So what of other things?
Well assuming that one can avoid the follow-on, then Sunday will mark a quiet milestone: 35,000 miles. Should it come about, with the Japanese Grand Prix and the final round of World Cup qualifiers to look forward to, I’m sure a wee libation will be on the cards. 35K is not a total to be sniffed at. Next stop will be 40K somewhere around the time of my retirement birthday in the spring (except I’m not planning on retiring). There was a time when I thought that 40K would happen in Australia next year but a good hard working summer put paid to that notion.
The new bike is coming together, in bits…

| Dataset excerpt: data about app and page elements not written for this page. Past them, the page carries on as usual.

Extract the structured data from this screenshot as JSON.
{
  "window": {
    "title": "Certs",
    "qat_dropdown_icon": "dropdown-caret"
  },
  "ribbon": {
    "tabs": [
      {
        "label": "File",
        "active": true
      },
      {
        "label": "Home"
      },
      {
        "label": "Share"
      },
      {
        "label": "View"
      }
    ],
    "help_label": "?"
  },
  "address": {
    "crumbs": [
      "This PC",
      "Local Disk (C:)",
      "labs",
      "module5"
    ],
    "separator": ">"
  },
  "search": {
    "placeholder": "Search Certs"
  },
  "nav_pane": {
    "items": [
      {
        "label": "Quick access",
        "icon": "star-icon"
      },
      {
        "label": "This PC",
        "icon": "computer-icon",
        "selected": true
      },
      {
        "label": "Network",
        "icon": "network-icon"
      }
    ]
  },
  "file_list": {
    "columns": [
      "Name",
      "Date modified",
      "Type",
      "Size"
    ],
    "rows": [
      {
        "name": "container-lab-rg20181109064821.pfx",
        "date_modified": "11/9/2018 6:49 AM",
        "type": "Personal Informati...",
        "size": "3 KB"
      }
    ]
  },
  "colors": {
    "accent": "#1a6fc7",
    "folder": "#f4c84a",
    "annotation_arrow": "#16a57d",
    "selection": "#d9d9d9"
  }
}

The gold frame’s been in Neil’s capable hands for the past four or five weeks, and we’ve spent much of the time since then swithering over the revolutionary hub gear that’s going on it. To recap, I go through spare parts on the drive chain (that’s the front chain rings, the rear derallieurs and the chain itself) on a semi-regular basis, so Neil suggested going for an internal hub gear: that’s where all of the gears are nice and cosy, inside the hub itself. The fun part is getting the configuration right, because once it’s on, it’s on: there’s no going back. My current road bike has three front chain rings, just like a mountain bike, and a ten speed cassette on the back. So that’s thirty gears to play with, except you never run the chain big ring to little cassette, or little ring to big cassette. You’re always somewhere in the middle that doesn’t knacker the chain or the components.

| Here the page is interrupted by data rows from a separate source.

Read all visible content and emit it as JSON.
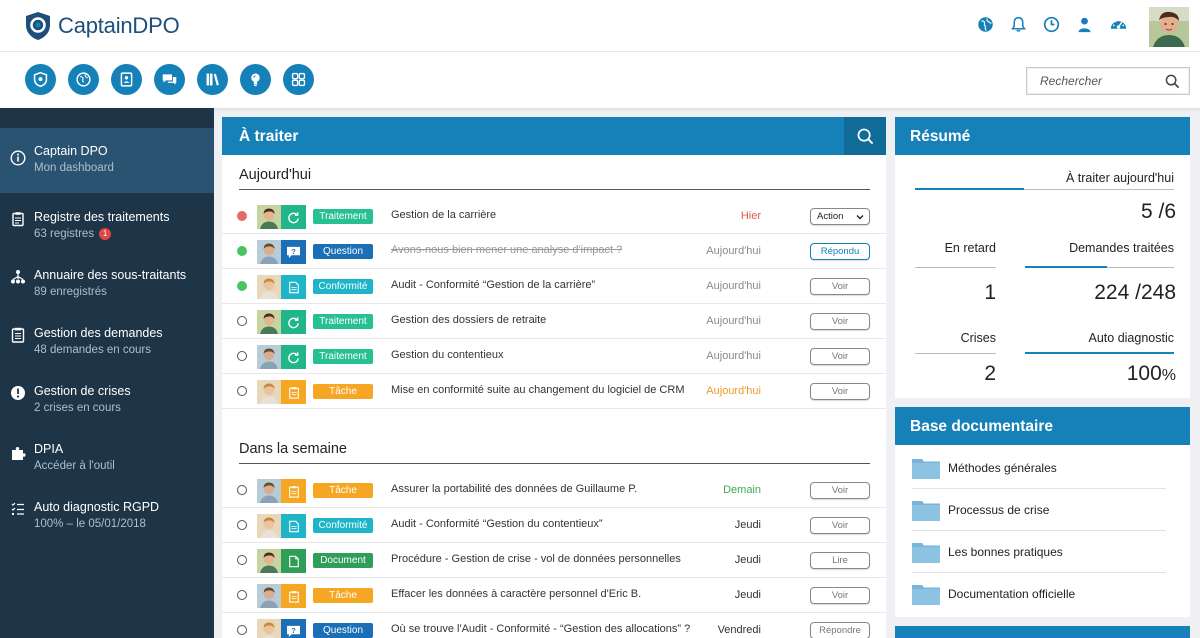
{
  "app": {
    "name": "CaptainDPO"
  },
  "colors": {
    "primary": "#1581b8",
    "sidebar": "#1e3447",
    "sidebar_active": "#2a5371"
  },
  "header": {
    "icons": [
      "globe-icon",
      "bell-icon",
      "clock-icon",
      "user-icon",
      "dashboard-gauge-icon"
    ]
  },
  "toolbar": {
    "apps": [
      "shield-icon",
      "globe-icon",
      "contacts-book-icon",
      "chat-bubbles-icon",
      "books-icon",
      "lightbulb-icon",
      "grid-icon"
    ]
  },
  "search": {
    "placeholder": "Rechercher"
  },
  "sidebar": {
    "items": [
      {
        "title": "Captain DPO",
        "subtitle": "Mon dashboard",
        "icon": "info-icon",
        "active": true
      },
      {
        "title": "Registre des traitements",
        "subtitle": "63 registres",
        "icon": "clipboard-icon",
        "badge": "1"
      },
      {
        "title": "Annuaire des sous-traitants",
        "subtitle": "89 enregistrés",
        "icon": "org-chart-icon"
      },
      {
        "title": "Gestion des demandes",
        "subtitle": "48 demandes en cours",
        "icon": "list-clipboard-icon"
      },
      {
        "title": "Gestion de crises",
        "subtitle": "2 crises en cours",
        "icon": "alert-icon"
      },
      {
        "title": "DPIA",
        "subtitle": "Accéder à l'outil",
        "icon": "puzzle-icon"
      },
      {
        "title": "Auto diagnostic RGPD",
        "subtitle": "100% – le 05/01/2018",
        "icon": "checklist-icon"
      }
    ]
  },
  "todo": {
    "title": "À traiter",
    "today_title": "Aujourd'hui",
    "week_title": "Dans la semaine",
    "today": [
      {
        "status": "red",
        "tag": "Traitement",
        "title": "Gestion de la carrière",
        "when": "Hier",
        "when_color": "red",
        "action": "Action"
      },
      {
        "status": "green",
        "tag": "Question",
        "title": "Avons-nous bien mener une analyse d'impact ?",
        "struck": true,
        "when": "Aujourd'hui",
        "action": "Répondu"
      },
      {
        "status": "green",
        "tag": "Conformité",
        "title": "Audit - Conformité  “Gestion de la carrière”",
        "when": "Aujourd'hui",
        "action": "Voir"
      },
      {
        "status": "empty",
        "tag": "Traitement",
        "title": "Gestion des dossiers de retraite",
        "when": "Aujourd'hui",
        "action": "Voir"
      },
      {
        "status": "empty",
        "tag": "Traitement",
        "title": "Gestion du contentieux",
        "when": "Aujourd'hui",
        "action": "Voir"
      },
      {
        "status": "empty",
        "tag": "Tâche",
        "title": "Mise en conformité suite au changement du logiciel de CRM",
        "when": "Aujourd'hui",
        "when_color": "orange",
        "action": "Voir"
      }
    ],
    "week": [
      {
        "status": "empty",
        "tag": "Tâche",
        "title": "Assurer la portabilité des données de Guillaume P.",
        "when": "Demain",
        "when_color": "green",
        "action": "Voir"
      },
      {
        "status": "empty",
        "tag": "Conformité",
        "title": "Audit - Conformité  “Gestion du contentieux”",
        "when": "Jeudi",
        "when_color": "dark",
        "action": "Voir"
      },
      {
        "status": "empty",
        "tag": "Document",
        "title": "Procédure - Gestion de crise - vol de données personnelles",
        "when": "Jeudi",
        "when_color": "dark",
        "action": "Lire"
      },
      {
        "status": "empty",
        "tag": "Tâche",
        "title": "Effacer les données à caractère personnel d'Eric B.",
        "when": "Jeudi",
        "when_color": "dark",
        "action": "Voir"
      },
      {
        "status": "empty",
        "tag": "Question",
        "title": "Où se trouve l'Audit - Conformité - “Gestion des allocations” ?",
        "when": "Vendredi",
        "when_color": "dark",
        "action": "Répondre"
      }
    ]
  },
  "summary": {
    "title": "Résumé",
    "stats": {
      "today": {
        "label": "À traiter aujourd'hui",
        "value": "5 /6",
        "progress": 0.42
      },
      "late": {
        "label": "En retard",
        "value": "1",
        "progress": 0
      },
      "done": {
        "label": "Demandes traitées",
        "value": "224 /248",
        "progress": 0.55
      },
      "crises": {
        "label": "Crises",
        "value": "2",
        "progress": 0
      },
      "auto": {
        "label": "Auto diagnostic",
        "value": "100",
        "unit": "%",
        "progress": 1.0
      }
    }
  },
  "docs": {
    "title": "Base documentaire",
    "items": [
      "Méthodes générales",
      "Processus de crise",
      "Les bonnes pratiques",
      "Documentation officielle"
    ]
  }
}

The new bike has a single ring on the front, a bit like a fixed wheel bike, and a range of gears in the hub that will simulate most of the lower and middle gears on my current bike, with some of the bigger ones thrown in for fun. But the emphasis is very much on the lower end of the spectrum as I’m getting older (and speed is less important). The hub is in, and I’ve actually had my grubby mitts on it. It’s beautiful in a metallic red casing. The theme is going to be gold, silver and red. The frame itself and the front chain ring are both gold. Both hubs and the handlebar tape are going to be in red, with everything else in silver. I haven’t decided yet on the tyres: they’ll either be red or yellow: and solid tyres so I can ignore those pesky farmers. It will be a (custom) bike like no other. Oh, and part of the silver spec includes disc brakes in place of the traditional V brakes that you normally get on a road bike. I can get through a set of rear brake blocks in a fortnight so this is another ruse pinched from the mountain bike scene to try and cut down on the wear and tear of components.

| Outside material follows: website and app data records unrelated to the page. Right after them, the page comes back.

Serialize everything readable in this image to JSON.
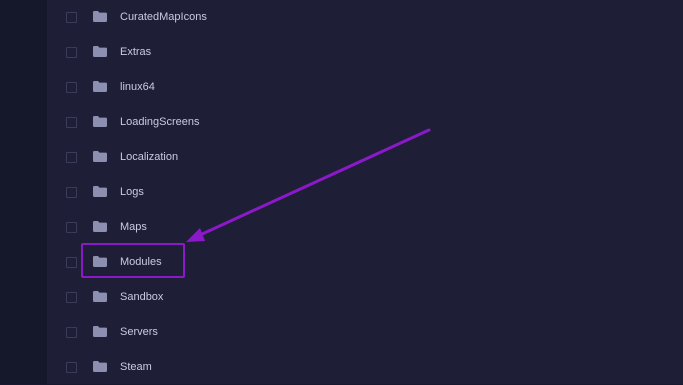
{
  "colors": {
    "background": "#1e1f36",
    "left_strip": "#15172b",
    "text": "#c9cbe0",
    "folder_icon": "#8c8fb0",
    "checkbox_border": "#3a3c58",
    "annotation": "#8c19c9"
  },
  "file_list": {
    "items": [
      {
        "name": "CuratedMapIcons",
        "icon": "folder-icon"
      },
      {
        "name": "Extras",
        "icon": "folder-icon"
      },
      {
        "name": "linux64",
        "icon": "folder-icon"
      },
      {
        "name": "LoadingScreens",
        "icon": "folder-icon"
      },
      {
        "name": "Localization",
        "icon": "folder-icon"
      },
      {
        "name": "Logs",
        "icon": "folder-icon"
      },
      {
        "name": "Maps",
        "icon": "folder-icon"
      },
      {
        "name": "Modules",
        "icon": "folder-icon",
        "highlighted": true
      },
      {
        "name": "Sandbox",
        "icon": "folder-icon"
      },
      {
        "name": "Servers",
        "icon": "folder-icon"
      },
      {
        "name": "Steam",
        "icon": "folder-icon"
      }
    ]
  }
}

On the work front, it’s been another SNOMED-CT study week. After sitting through 54 presentations, five web conferences, three homeworks and five exams, there are now just two presentations, two exams and a final webinar with my tutor in Denmark to go: and that’s scheduled for Halloween (!!!) with the exams to follow on soon after. SNOMED has been a long road, one that at times has been as hard, emotionally and mentally, as the bike ride. But one feeds off the other and as just long as you can keep turning those cogs in your brain, you’ll keep moving forward.
But I’ll leave you this week with the banterous, encouraging words of Gail. It was while whe were discussing the depth of the lake under the railway bridge in Kilmaurs, that she said that Eileidh would’ve been in there like a shot. “But she’d have needed a life jacket” said I. “That wouldn’t have stopped her” said Gail. “She’d have gone in, then called on you to come and get her out”…
It was at that point that Gail crowned me King Puddles.